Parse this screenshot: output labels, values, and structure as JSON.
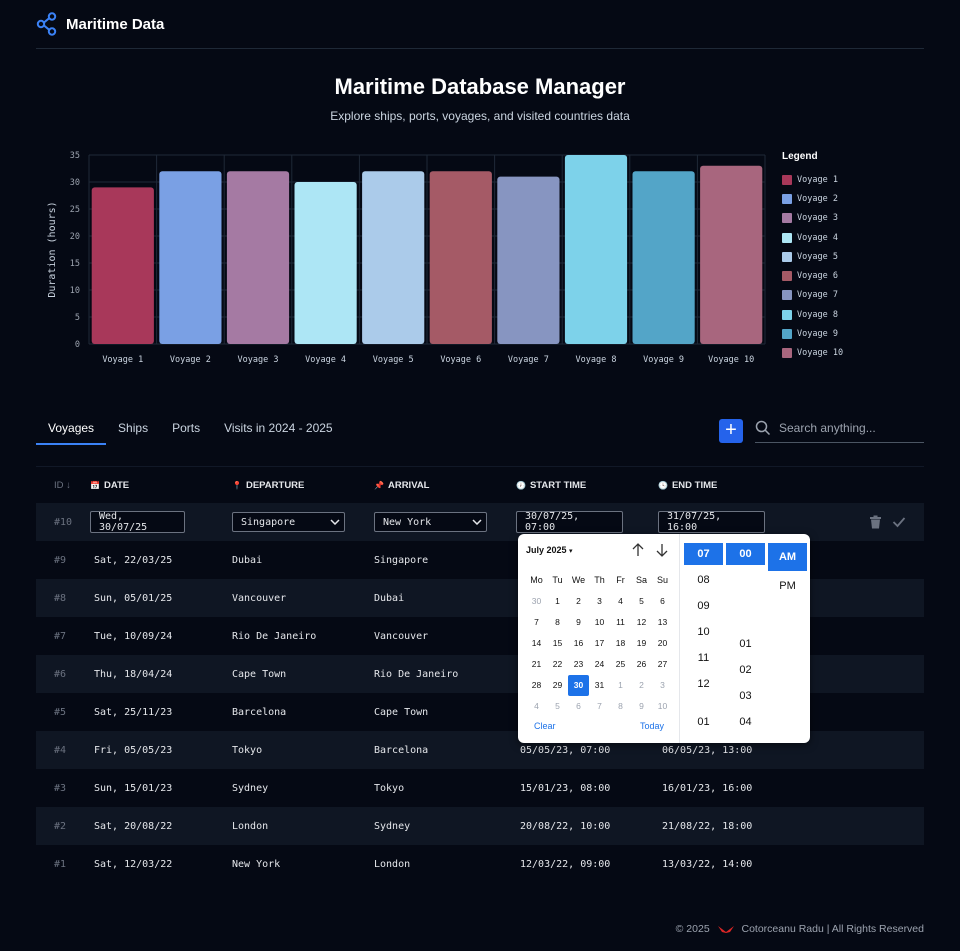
{
  "header": {
    "brand": "Maritime Data"
  },
  "hero": {
    "title": "Maritime Database Manager",
    "subtitle": "Explore ships, ports, voyages, and visited countries data"
  },
  "chart_data": {
    "type": "bar",
    "title": "",
    "xlabel": "",
    "ylabel": "Duration (hours)",
    "ylim": [
      0,
      35
    ],
    "yticks": [
      0,
      5,
      10,
      15,
      20,
      25,
      30,
      35
    ],
    "categories": [
      "Voyage 1",
      "Voyage 2",
      "Voyage 3",
      "Voyage 4",
      "Voyage 5",
      "Voyage 6",
      "Voyage 7",
      "Voyage 8",
      "Voyage 9",
      "Voyage 10"
    ],
    "values": [
      29,
      32,
      32,
      30,
      32,
      32,
      31,
      35,
      32,
      33
    ],
    "colors": [
      "#a8385a",
      "#7aa0e4",
      "#a57aa3",
      "#ade6f5",
      "#abcbea",
      "#a55a66",
      "#8795c1",
      "#7dd2ea",
      "#53a5c8",
      "#a8667e"
    ],
    "legend_title": "Legend",
    "legend_position": "right",
    "grid": true
  },
  "tabs": [
    "Voyages",
    "Ships",
    "Ports",
    "Visits in 2024 - 2025"
  ],
  "search": {
    "placeholder": "Search anything..."
  },
  "add_label": "+",
  "table": {
    "headers": {
      "id": "ID",
      "date": "DATE",
      "departure": "DEPARTURE",
      "arrival": "ARRIVAL",
      "start": "START TIME",
      "end": "END TIME"
    },
    "edit_row": {
      "id": "#10",
      "date": "Wed, 30/07/25",
      "departure": "Singapore",
      "arrival": "New York",
      "start": "30/07/25, 07:00",
      "end": "31/07/25, 16:00"
    },
    "rows": [
      {
        "id": "#9",
        "date": "Sat, 22/03/25",
        "departure": "Dubai",
        "arrival": "Singapore",
        "start": "",
        "end": ""
      },
      {
        "id": "#8",
        "date": "Sun, 05/01/25",
        "departure": "Vancouver",
        "arrival": "Dubai",
        "start": "",
        "end": ""
      },
      {
        "id": "#7",
        "date": "Tue, 10/09/24",
        "departure": "Rio De Janeiro",
        "arrival": "Vancouver",
        "start": "",
        "end": ""
      },
      {
        "id": "#6",
        "date": "Thu, 18/04/24",
        "departure": "Cape Town",
        "arrival": "Rio De Janeiro",
        "start": "",
        "end": ""
      },
      {
        "id": "#5",
        "date": "Sat, 25/11/23",
        "departure": "Barcelona",
        "arrival": "Cape Town",
        "start": "",
        "end": ""
      },
      {
        "id": "#4",
        "date": "Fri, 05/05/23",
        "departure": "Tokyo",
        "arrival": "Barcelona",
        "start": "05/05/23, 07:00",
        "end": "06/05/23, 13:00"
      },
      {
        "id": "#3",
        "date": "Sun, 15/01/23",
        "departure": "Sydney",
        "arrival": "Tokyo",
        "start": "15/01/23, 08:00",
        "end": "16/01/23, 16:00"
      },
      {
        "id": "#2",
        "date": "Sat, 20/08/22",
        "departure": "London",
        "arrival": "Sydney",
        "start": "20/08/22, 10:00",
        "end": "21/08/22, 18:00"
      },
      {
        "id": "#1",
        "date": "Sat, 12/03/22",
        "departure": "New York",
        "arrival": "London",
        "start": "12/03/22, 09:00",
        "end": "13/03/22, 14:00"
      }
    ]
  },
  "datepicker": {
    "month": "July 2025",
    "weekdays": [
      "Mo",
      "Tu",
      "We",
      "Th",
      "Fr",
      "Sa",
      "Su"
    ],
    "weeks": [
      [
        "30",
        "1",
        "2",
        "3",
        "4",
        "5",
        "6"
      ],
      [
        "7",
        "8",
        "9",
        "10",
        "11",
        "12",
        "13"
      ],
      [
        "14",
        "15",
        "16",
        "17",
        "18",
        "19",
        "20"
      ],
      [
        "21",
        "22",
        "23",
        "24",
        "25",
        "26",
        "27"
      ],
      [
        "28",
        "29",
        "30",
        "31",
        "1",
        "2",
        "3"
      ],
      [
        "4",
        "5",
        "6",
        "7",
        "8",
        "9",
        "10"
      ]
    ],
    "selected_day": "30",
    "clear": "Clear",
    "today": "Today",
    "hours": [
      "07",
      "08",
      "09",
      "10",
      "11",
      "12",
      "01"
    ],
    "minutes": [
      "00",
      "01",
      "02",
      "03",
      "04"
    ],
    "ampm": [
      "AM",
      "PM"
    ],
    "selected_hour": "07",
    "selected_minute": "00",
    "selected_ampm": "AM"
  },
  "footer": {
    "year": "© 2025",
    "text": "Cotorceanu Radu | All Rights Reserved"
  }
}
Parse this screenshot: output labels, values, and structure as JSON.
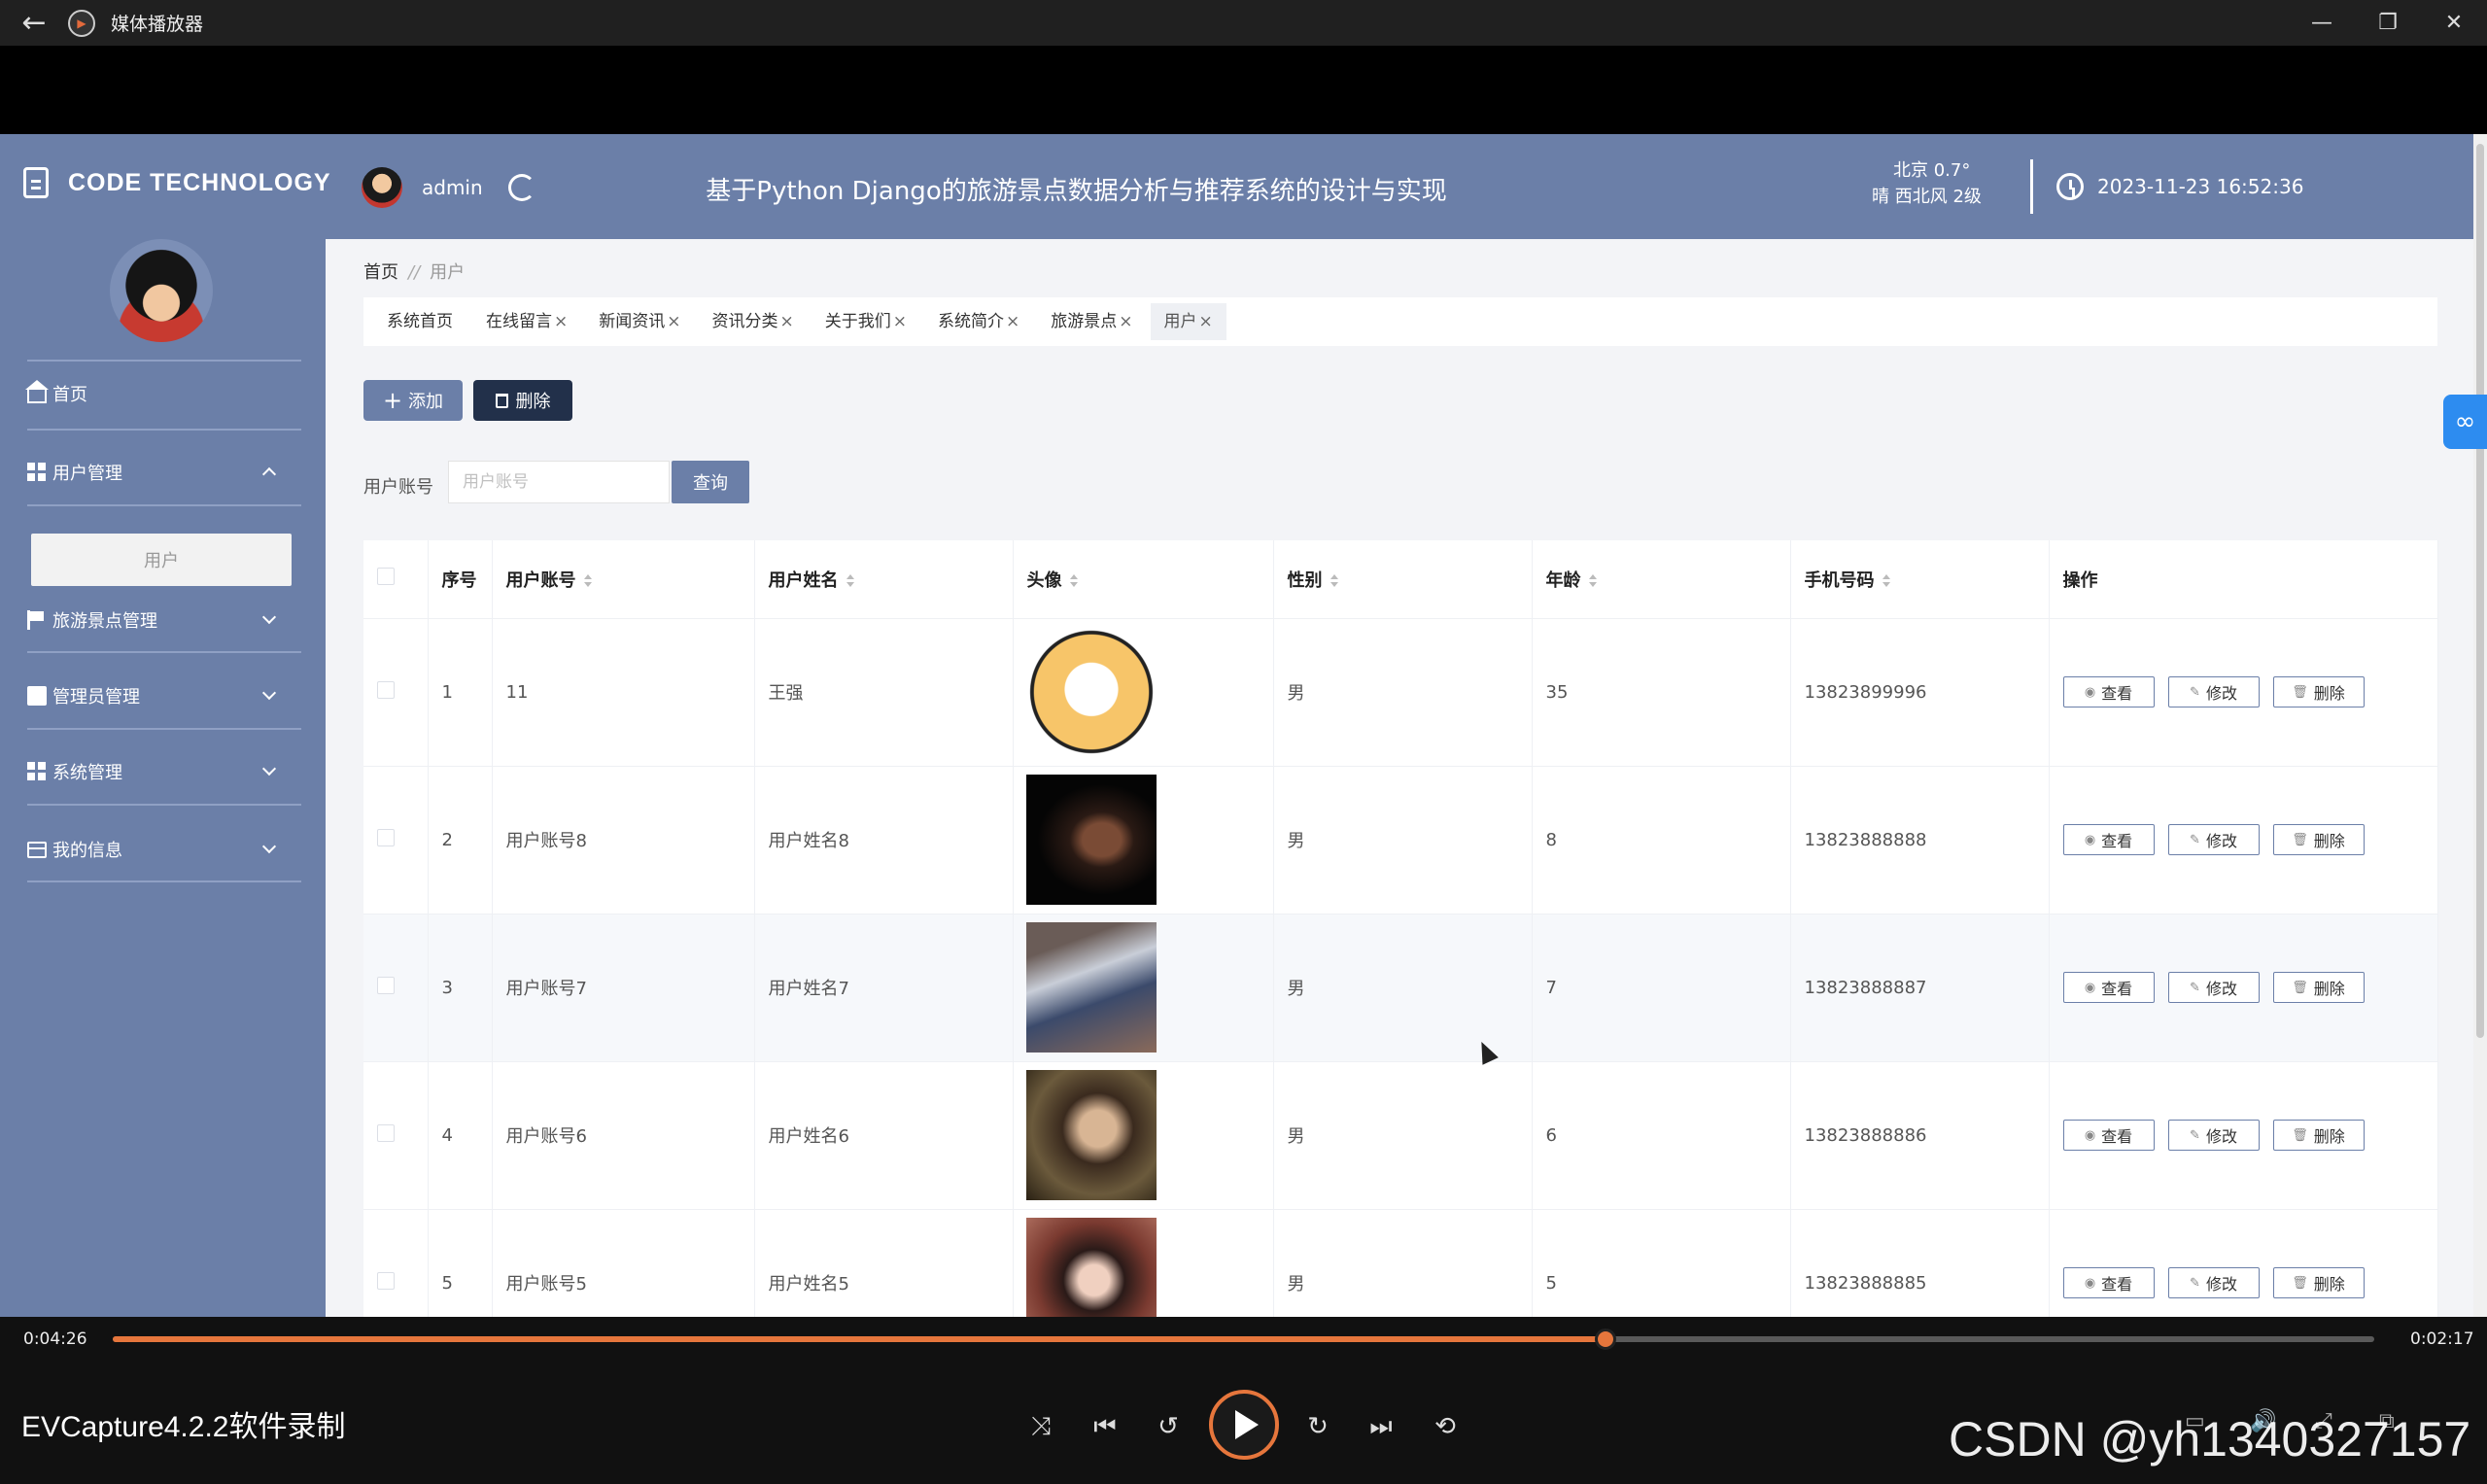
{
  "window": {
    "title": "媒体播放器",
    "back_icon": "←",
    "minimize_icon": "—",
    "restore_icon": "❐",
    "close_icon": "✕"
  },
  "app": {
    "brand": "CODE TECHNOLOGY",
    "user": "admin",
    "site_title": "基于Python Django的旅游景点数据分析与推荐系统的设计与实现",
    "weather_line1": "北京  0.7°",
    "weather_line2": "晴  西北风  2级",
    "datetime": "2023-11-23 16:52:36"
  },
  "sidebar": {
    "home": "首页",
    "user_mgmt": "用户管理",
    "user_sub": "用户",
    "scenic_mgmt": "旅游景点管理",
    "admin_mgmt": "管理员管理",
    "system_mgmt": "系统管理",
    "my_info": "我的信息"
  },
  "breadcrumb": {
    "home": "首页",
    "sep": "//",
    "current": "用户"
  },
  "tabs": [
    {
      "label": "系统首页",
      "close": ""
    },
    {
      "label": "在线留言",
      "close": "×"
    },
    {
      "label": "新闻资讯",
      "close": "×"
    },
    {
      "label": "资讯分类",
      "close": "×"
    },
    {
      "label": "关于我们",
      "close": "×"
    },
    {
      "label": "系统简介",
      "close": "×"
    },
    {
      "label": "旅游景点",
      "close": "×"
    },
    {
      "label": "用户",
      "close": "×"
    }
  ],
  "toolbar": {
    "add": "添加",
    "delete": "删除"
  },
  "search": {
    "label": "用户账号",
    "placeholder": "用户账号",
    "button": "查询"
  },
  "table": {
    "headers": {
      "index": "序号",
      "account": "用户账号",
      "name": "用户姓名",
      "avatar": "头像",
      "gender": "性别",
      "age": "年龄",
      "phone": "手机号码",
      "actions": "操作"
    },
    "actions": {
      "view": "查看",
      "edit": "修改",
      "delete": "删除"
    },
    "rows": [
      {
        "index": "1",
        "account": "11",
        "name": "王强",
        "gender": "男",
        "age": "35",
        "phone": "13823899996"
      },
      {
        "index": "2",
        "account": "用户账号8",
        "name": "用户姓名8",
        "gender": "男",
        "age": "8",
        "phone": "13823888888"
      },
      {
        "index": "3",
        "account": "用户账号7",
        "name": "用户姓名7",
        "gender": "男",
        "age": "7",
        "phone": "13823888887"
      },
      {
        "index": "4",
        "account": "用户账号6",
        "name": "用户姓名6",
        "gender": "男",
        "age": "6",
        "phone": "13823888886"
      },
      {
        "index": "5",
        "account": "用户账号5",
        "name": "用户姓名5",
        "gender": "男",
        "age": "5",
        "phone": "13823888885"
      }
    ]
  },
  "player": {
    "elapsed": "0:04:26",
    "remaining": "0:02:17",
    "progress": 0.66,
    "recorder_label": "EVCapture4.2.2软件录制",
    "watermark": "CSDN @yh1340327157",
    "accent": "#e6763c"
  }
}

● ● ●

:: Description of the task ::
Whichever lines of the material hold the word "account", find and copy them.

:: Answer for the task ::
      "account": "用户账号",
        "account": "11",
        "account": "用户账号8",
        "account": "用户账号7",
        "account": "用户账号6",
        "account": "用户账号5",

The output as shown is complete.